The arena bowl itself was completely devoid of character, however it quickly came to life once the game started. The arena had another couple of oddities too. Firstly, it had the highest glass that I've ever seen. As opposed to the Bob, where your head is above the glass if you're sitting in the second row, this glass had to have been pushing 12' high. Secondly, the radio announcer didn't sit up with the TV cameras, but rather in a little cutout in the wall at the seatless end of the rink.

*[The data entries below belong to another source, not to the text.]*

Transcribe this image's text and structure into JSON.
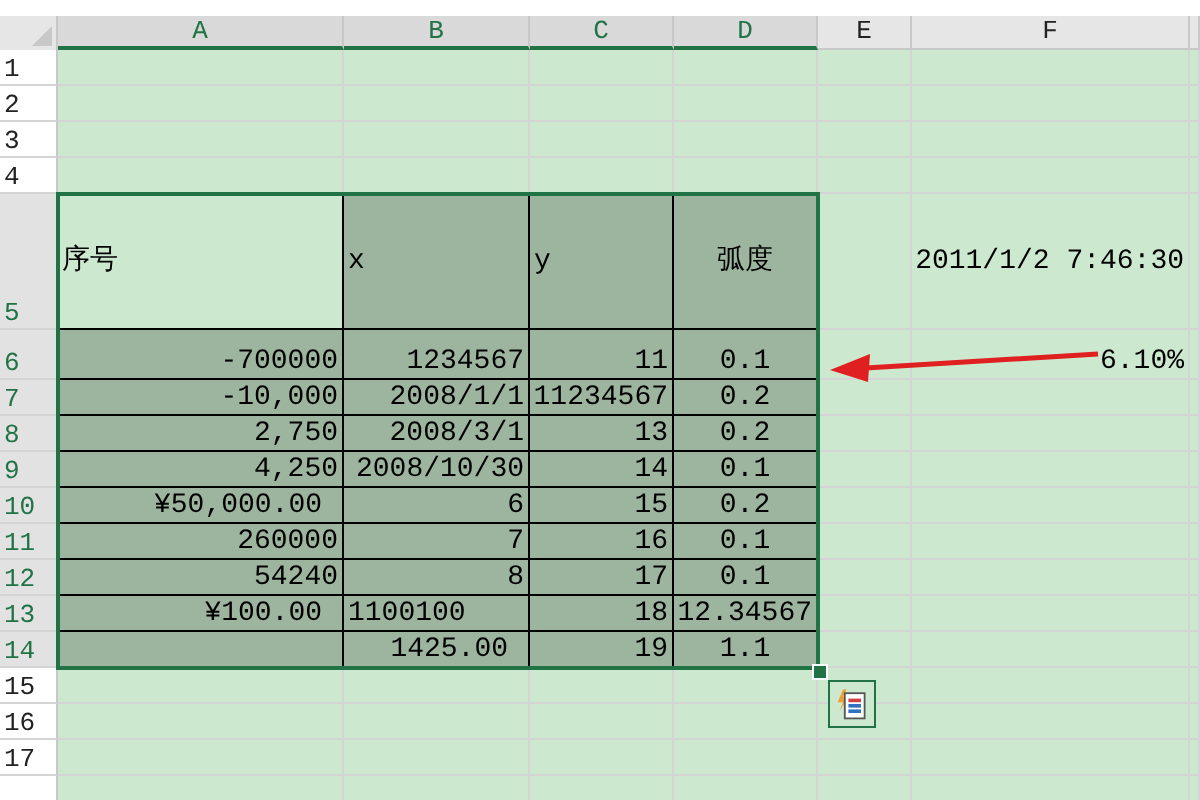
{
  "columns": [
    {
      "label": "A",
      "selected": true
    },
    {
      "label": "B",
      "selected": true
    },
    {
      "label": "C",
      "selected": true
    },
    {
      "label": "D",
      "selected": true
    },
    {
      "label": "E",
      "selected": false
    },
    {
      "label": "F",
      "selected": false
    }
  ],
  "rows": [
    {
      "label": "1",
      "selected": false
    },
    {
      "label": "2",
      "selected": false
    },
    {
      "label": "3",
      "selected": false
    },
    {
      "label": "4",
      "selected": false
    },
    {
      "label": "5",
      "selected": true,
      "cells": [
        {
          "text": "序号",
          "kind": "text",
          "shaded": false
        },
        {
          "text": "x",
          "kind": "text",
          "shaded": true
        },
        {
          "text": "y",
          "kind": "text",
          "shaded": true
        },
        {
          "text": "弧度",
          "kind": "center",
          "shaded": true
        }
      ],
      "note": "2011/1/2 7:46:30"
    },
    {
      "label": "6",
      "selected": true,
      "cells": [
        {
          "text": "-700000",
          "kind": "number",
          "shaded": true
        },
        {
          "text": "1234567",
          "kind": "number",
          "shaded": true
        },
        {
          "text": "11",
          "kind": "number",
          "shaded": true
        },
        {
          "text": "0.1",
          "kind": "center",
          "shaded": true
        }
      ],
      "note": "6.10%"
    },
    {
      "label": "7",
      "selected": true,
      "cells": [
        {
          "text": "-10,000",
          "kind": "number",
          "shaded": true
        },
        {
          "text": "2008/1/1",
          "kind": "number",
          "shaded": true
        },
        {
          "text": "11234567",
          "kind": "number",
          "shaded": true
        },
        {
          "text": "0.2",
          "kind": "center",
          "shaded": true
        }
      ]
    },
    {
      "label": "8",
      "selected": true,
      "cells": [
        {
          "text": "2,750",
          "kind": "number",
          "shaded": true
        },
        {
          "text": "2008/3/1",
          "kind": "number",
          "shaded": true
        },
        {
          "text": "13",
          "kind": "number",
          "shaded": true
        },
        {
          "text": "0.2",
          "kind": "center",
          "shaded": true
        }
      ]
    },
    {
      "label": "9",
      "selected": true,
      "cells": [
        {
          "text": "4,250",
          "kind": "number",
          "shaded": true
        },
        {
          "text": "2008/10/30",
          "kind": "number",
          "shaded": true
        },
        {
          "text": "14",
          "kind": "number",
          "shaded": true
        },
        {
          "text": "0.1",
          "kind": "center",
          "shaded": true
        }
      ]
    },
    {
      "label": "10",
      "selected": true,
      "cells": [
        {
          "text": "¥50,000.00",
          "kind": "accounting",
          "shaded": true
        },
        {
          "text": "6",
          "kind": "number",
          "shaded": true
        },
        {
          "text": "15",
          "kind": "number",
          "shaded": true
        },
        {
          "text": "0.2",
          "kind": "center",
          "shaded": true
        }
      ]
    },
    {
      "label": "11",
      "selected": true,
      "cells": [
        {
          "text": "260000",
          "kind": "number",
          "shaded": true
        },
        {
          "text": "7",
          "kind": "number",
          "shaded": true
        },
        {
          "text": "16",
          "kind": "number",
          "shaded": true
        },
        {
          "text": "0.1",
          "kind": "center",
          "shaded": true
        }
      ]
    },
    {
      "label": "12",
      "selected": true,
      "cells": [
        {
          "text": "54240",
          "kind": "number",
          "shaded": true
        },
        {
          "text": "8",
          "kind": "number",
          "shaded": true
        },
        {
          "text": "17",
          "kind": "number",
          "shaded": true
        },
        {
          "text": "0.1",
          "kind": "center",
          "shaded": true
        }
      ]
    },
    {
      "label": "13",
      "selected": true,
      "cells": [
        {
          "text": "¥100.00",
          "kind": "accounting",
          "shaded": true
        },
        {
          "text": "1100100",
          "kind": "text",
          "shaded": true
        },
        {
          "text": "18",
          "kind": "number",
          "shaded": true
        },
        {
          "text": "12.34567",
          "kind": "number",
          "shaded": true
        }
      ]
    },
    {
      "label": "14",
      "selected": true,
      "cells": [
        {
          "kind": "empty",
          "shaded": true
        },
        {
          "text": "1425.00",
          "kind": "accounting",
          "shaded": true
        },
        {
          "text": "19",
          "kind": "number",
          "shaded": true
        },
        {
          "text": "1.1",
          "kind": "center",
          "shaded": true
        }
      ]
    },
    {
      "label": "15",
      "selected": false
    },
    {
      "label": "16",
      "selected": false
    },
    {
      "label": "17",
      "selected": false
    }
  ]
}
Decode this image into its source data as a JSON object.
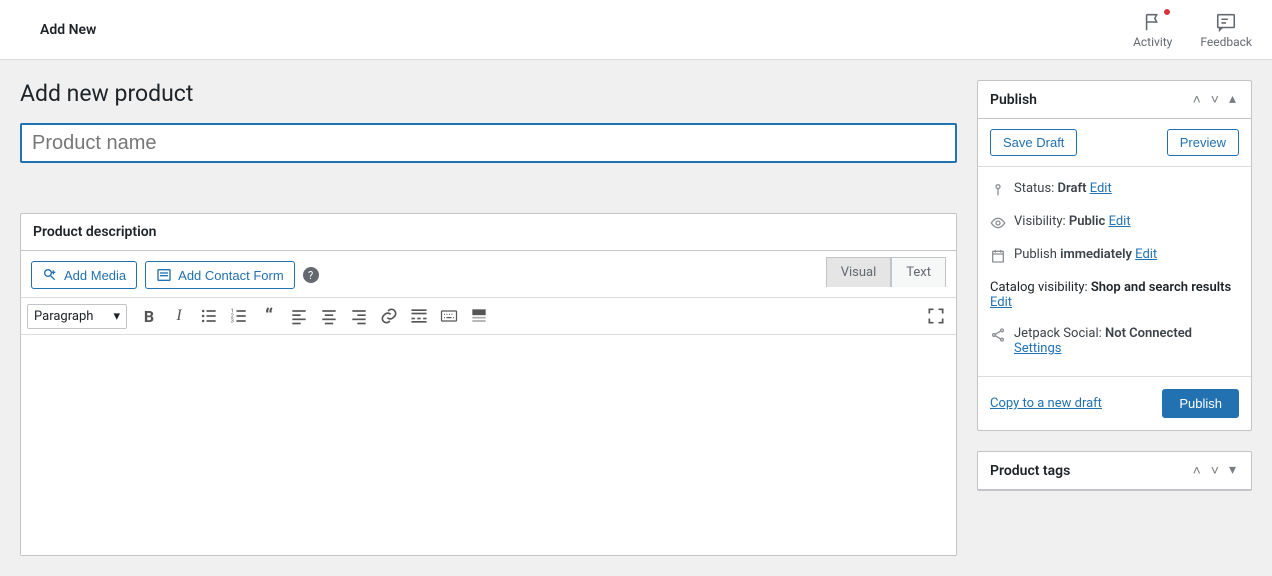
{
  "topbar": {
    "title": "Add New",
    "activity": "Activity",
    "feedback": "Feedback"
  },
  "page": {
    "heading": "Add new product",
    "title_placeholder": "Product name"
  },
  "editor": {
    "section_title": "Product description",
    "add_media": "Add Media",
    "add_contact": "Add Contact Form",
    "tab_visual": "Visual",
    "tab_text": "Text",
    "format_select": "Paragraph"
  },
  "publish": {
    "box_title": "Publish",
    "save_draft": "Save Draft",
    "preview": "Preview",
    "status_label": "Status: ",
    "status_value": "Draft",
    "visibility_label": "Visibility: ",
    "visibility_value": "Public",
    "publish_label": "Publish ",
    "publish_value": "immediately",
    "catalog_label": "Catalog visibility: ",
    "catalog_value": "Shop and search results",
    "jetpack_label": "Jetpack Social: ",
    "jetpack_value": "Not Connected",
    "edit": "Edit",
    "settings": "Settings",
    "copy": "Copy to a new draft",
    "publish_btn": "Publish"
  },
  "tags": {
    "box_title": "Product tags"
  }
}
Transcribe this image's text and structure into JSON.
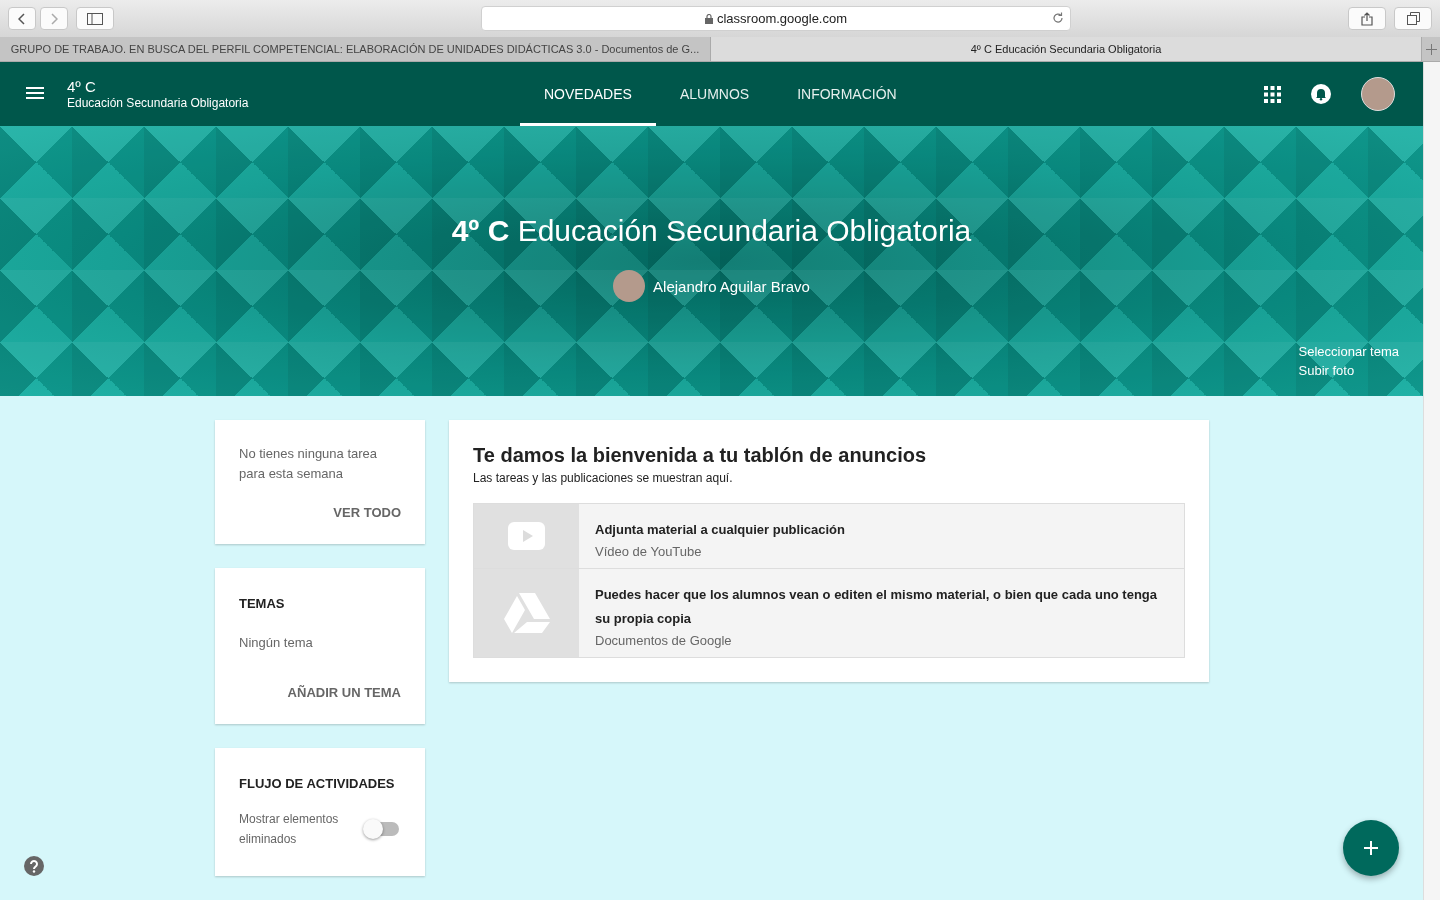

The Armada fans were all quite nice, and while we were booed quite aggressively at times (my one friend and I, not the Olympiques themselves), they seemed to like that we had the courage to go into their barn and act like we were still at the Bob. When the Armada started their comeback, they were imitating our lifting the cup, hat throwing, and whatever else we were doing. While I think that we were the two loudest fans in the rink, the Armada fans were anything but reserved. The atmosphere more than made up for the hanger-esque arena. Like I said, I spent the intermissions talking to random Armada fans and they were all very pleasant, even to an Anglo wearing a bright orange Olympiques jersey.
Inside the Centre d'Excellence Sports Rousseau
Centre d'Excellence Sports Rousseau
Future Developments
There are no plans to renovate or replace the Centre d' Excellence Sports Rousseau, but there are rumours that the Armada may not last in the area. The Montreal Canadiens are moving their AHL affiliate to Laval for the fall of 2017, to play out of a new 10,000 seat downtown arena there, and the word is that Armada management are concerned about competing with another team in the "reasonably affordable family hockey" market so close by. The strongest rumour is that they might be headed back to St. John's, of all places, but for now it's all hearsay.

How To Get There

From A-640: Exit at #20, boul. Grande-Allée, and proceed north. The arena will be on your right.

There is parking on site for a fee, or you can park for free on the streets in the surrounding area.
Franchise History
The Montreal Juniors were apparently relatively happy in Verdun, but the city of Boisbriand made the team an offer they couldn't refuse, so to speak, to move into their new arena. The Juniors thus decamped for the start of the 2011-12 season from the Island of Montreal to the far northern suburbs, in the foothills of the Laurentians. The franchise began in 2005 as my beloved St. John's Fog Devils.
Retired Numbers
Local Rivals
The same teams as before in Montreal - divisional rivals Gatineau, Sherbrooke and Drummondville.
Another Look Inside the Centre d'Excellence Sports Rousseau
Centre d'Excellence Sports Rousseau


If anything is incorrect or you have something to add, please e-mail me at email and I'll update the guide.

Copyright © Kevin Jordan 2002-17.
All rights reserved.
Last Revised: January 25, 2017